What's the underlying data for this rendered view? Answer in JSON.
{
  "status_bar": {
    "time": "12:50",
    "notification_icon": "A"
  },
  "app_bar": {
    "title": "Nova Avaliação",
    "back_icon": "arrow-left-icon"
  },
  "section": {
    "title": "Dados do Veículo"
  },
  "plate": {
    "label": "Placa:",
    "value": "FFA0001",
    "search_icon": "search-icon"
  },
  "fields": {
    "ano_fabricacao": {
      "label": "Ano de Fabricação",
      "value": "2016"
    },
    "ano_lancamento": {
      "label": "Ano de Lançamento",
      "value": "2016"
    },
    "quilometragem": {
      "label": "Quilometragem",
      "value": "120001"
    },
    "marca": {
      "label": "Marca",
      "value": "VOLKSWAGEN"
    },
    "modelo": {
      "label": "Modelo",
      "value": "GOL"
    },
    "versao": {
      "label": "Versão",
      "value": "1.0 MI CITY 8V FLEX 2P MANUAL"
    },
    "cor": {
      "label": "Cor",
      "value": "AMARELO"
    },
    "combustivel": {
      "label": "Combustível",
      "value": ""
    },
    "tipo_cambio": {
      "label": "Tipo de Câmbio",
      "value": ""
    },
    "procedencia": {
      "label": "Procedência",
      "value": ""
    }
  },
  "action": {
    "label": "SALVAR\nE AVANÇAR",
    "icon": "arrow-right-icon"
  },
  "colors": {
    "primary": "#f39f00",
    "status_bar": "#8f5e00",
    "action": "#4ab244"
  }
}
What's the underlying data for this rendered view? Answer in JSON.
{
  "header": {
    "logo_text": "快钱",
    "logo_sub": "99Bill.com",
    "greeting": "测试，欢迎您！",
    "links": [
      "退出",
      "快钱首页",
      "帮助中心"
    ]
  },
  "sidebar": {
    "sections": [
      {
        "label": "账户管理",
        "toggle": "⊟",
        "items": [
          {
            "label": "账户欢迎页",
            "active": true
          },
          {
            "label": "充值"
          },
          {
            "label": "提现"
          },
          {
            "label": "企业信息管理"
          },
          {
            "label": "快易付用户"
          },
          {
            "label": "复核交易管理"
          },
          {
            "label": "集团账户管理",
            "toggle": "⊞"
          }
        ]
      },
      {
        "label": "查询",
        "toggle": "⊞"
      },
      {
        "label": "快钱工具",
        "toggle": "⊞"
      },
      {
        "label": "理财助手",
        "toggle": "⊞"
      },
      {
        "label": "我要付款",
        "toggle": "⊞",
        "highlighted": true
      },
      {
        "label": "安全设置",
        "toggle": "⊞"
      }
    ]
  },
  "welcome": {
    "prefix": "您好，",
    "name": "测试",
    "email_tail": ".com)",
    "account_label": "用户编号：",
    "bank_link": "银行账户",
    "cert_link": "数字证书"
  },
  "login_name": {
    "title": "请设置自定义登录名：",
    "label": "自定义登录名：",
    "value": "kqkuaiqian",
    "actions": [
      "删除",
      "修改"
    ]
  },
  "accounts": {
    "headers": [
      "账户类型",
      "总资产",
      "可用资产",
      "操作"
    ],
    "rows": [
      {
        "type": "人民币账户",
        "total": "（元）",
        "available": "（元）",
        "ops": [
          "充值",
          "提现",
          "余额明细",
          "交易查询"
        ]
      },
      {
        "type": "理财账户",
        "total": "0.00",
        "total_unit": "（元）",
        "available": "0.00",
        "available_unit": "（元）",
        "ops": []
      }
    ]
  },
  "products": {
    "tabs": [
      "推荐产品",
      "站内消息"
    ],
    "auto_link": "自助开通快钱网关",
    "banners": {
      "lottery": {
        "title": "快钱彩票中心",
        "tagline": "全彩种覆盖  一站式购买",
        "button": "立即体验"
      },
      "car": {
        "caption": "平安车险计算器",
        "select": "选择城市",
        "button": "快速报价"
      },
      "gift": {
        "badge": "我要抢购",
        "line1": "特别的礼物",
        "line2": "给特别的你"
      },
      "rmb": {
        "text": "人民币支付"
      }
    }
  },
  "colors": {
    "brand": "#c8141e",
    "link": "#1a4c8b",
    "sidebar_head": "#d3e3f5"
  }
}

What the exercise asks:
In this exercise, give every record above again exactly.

Response:
What's the underlying data for this rendered view? Answer in JSON.
{
  "status_bar": {
    "time": "12:50",
    "notification_icon": "A"
  },
  "app_bar": {
    "title": "Nova Avaliação",
    "back_icon": "arrow-left-icon"
  },
  "section": {
    "title": "Dados do Veículo"
  },
  "plate": {
    "label": "Placa:",
    "value": "FFA0001",
    "search_icon": "search-icon"
  },
  "fields": {
    "ano_fabricacao": {
      "label": "Ano de Fabricação",
      "value": "2016"
    },
    "ano_lancamento": {
      "label": "Ano de Lançamento",
      "value": "2016"
    },
    "quilometragem": {
      "label": "Quilometragem",
      "value": "120001"
    },
    "marca": {
      "label": "Marca",
      "value": "VOLKSWAGEN"
    },
    "modelo": {
      "label": "Modelo",
      "value": "GOL"
    },
    "versao": {
      "label": "Versão",
      "value": "1.0 MI CITY 8V FLEX 2P MANUAL"
    },
    "cor": {
      "label": "Cor",
      "value": "AMARELO"
    },
    "combustivel": {
      "label": "Combustível",
      "value": ""
    },
    "tipo_cambio": {
      "label": "Tipo de Câmbio",
      "value": ""
    },
    "procedencia": {
      "label": "Procedência",
      "value": ""
    }
  },
  "action": {
    "label": "SALVAR\nE AVANÇAR",
    "icon": "arrow-right-icon"
  },
  "colors": {
    "primary": "#f39f00",
    "status_bar": "#8f5e00",
    "action": "#4ab244"
  }
}
What's the underlying data for this rendered view? Answer in JSON.
{
  "header": {
    "logo_text": "快钱",
    "logo_sub": "99Bill.com",
    "greeting": "测试，欢迎您！",
    "links": [
      "退出",
      "快钱首页",
      "帮助中心"
    ]
  },
  "sidebar": {
    "sections": [
      {
        "label": "账户管理",
        "toggle": "⊟",
        "items": [
          {
            "label": "账户欢迎页",
            "active": true
          },
          {
            "label": "充值"
          },
          {
            "label": "提现"
          },
          {
            "label": "企业信息管理"
          },
          {
            "label": "快易付用户"
          },
          {
            "label": "复核交易管理"
          },
          {
            "label": "集团账户管理",
            "toggle": "⊞"
          }
        ]
      },
      {
        "label": "查询",
        "toggle": "⊞"
      },
      {
        "label": "快钱工具",
        "toggle": "⊞"
      },
      {
        "label": "理财助手",
        "toggle": "⊞"
      },
      {
        "label": "我要付款",
        "toggle": "⊞",
        "highlighted": true
      },
      {
        "label": "安全设置",
        "toggle": "⊞"
      }
    ]
  },
  "welcome": {
    "prefix": "您好，",
    "name": "测试",
    "email_tail": ".com)",
    "account_label": "用户编号：",
    "bank_link": "银行账户",
    "cert_link": "数字证书"
  },
  "login_name": {
    "title": "请设置自定义登录名：",
    "label": "自定义登录名：",
    "value": "kqkuaiqian",
    "actions": [
      "删除",
      "修改"
    ]
  },
  "accounts": {
    "headers": [
      "账户类型",
      "总资产",
      "可用资产",
      "操作"
    ],
    "rows": [
      {
        "type": "人民币账户",
        "total": "（元）",
        "available": "（元）",
        "ops": [
          "充值",
          "提现",
          "余额明细",
          "交易查询"
        ]
      },
      {
        "type": "理财账户",
        "total": "0.00",
        "total_unit": "（元）",
        "available": "0.00",
        "available_unit": "（元）",
        "ops": []
      }
    ]
  },
  "products": {
    "tabs": [
      "推荐产品",
      "站内消息"
    ],
    "auto_link": "自助开通快钱网关",
    "banners": {
      "lottery": {
        "title": "快钱彩票中心",
        "tagline": "全彩种覆盖  一站式购买",
        "button": "立即体验"
      },
      "car": {
        "caption": "平安车险计算器",
        "select": "选择城市",
        "button": "快速报价"
      },
      "gift": {
        "badge": "我要抢购",
        "line1": "特别的礼物",
        "line2": "给特别的你"
      },
      "rmb": {
        "text": "人民币支付"
      }
    }
  },
  "colors": {
    "brand": "#c8141e",
    "link": "#1a4c8b",
    "sidebar_head": "#d3e3f5"
  }
}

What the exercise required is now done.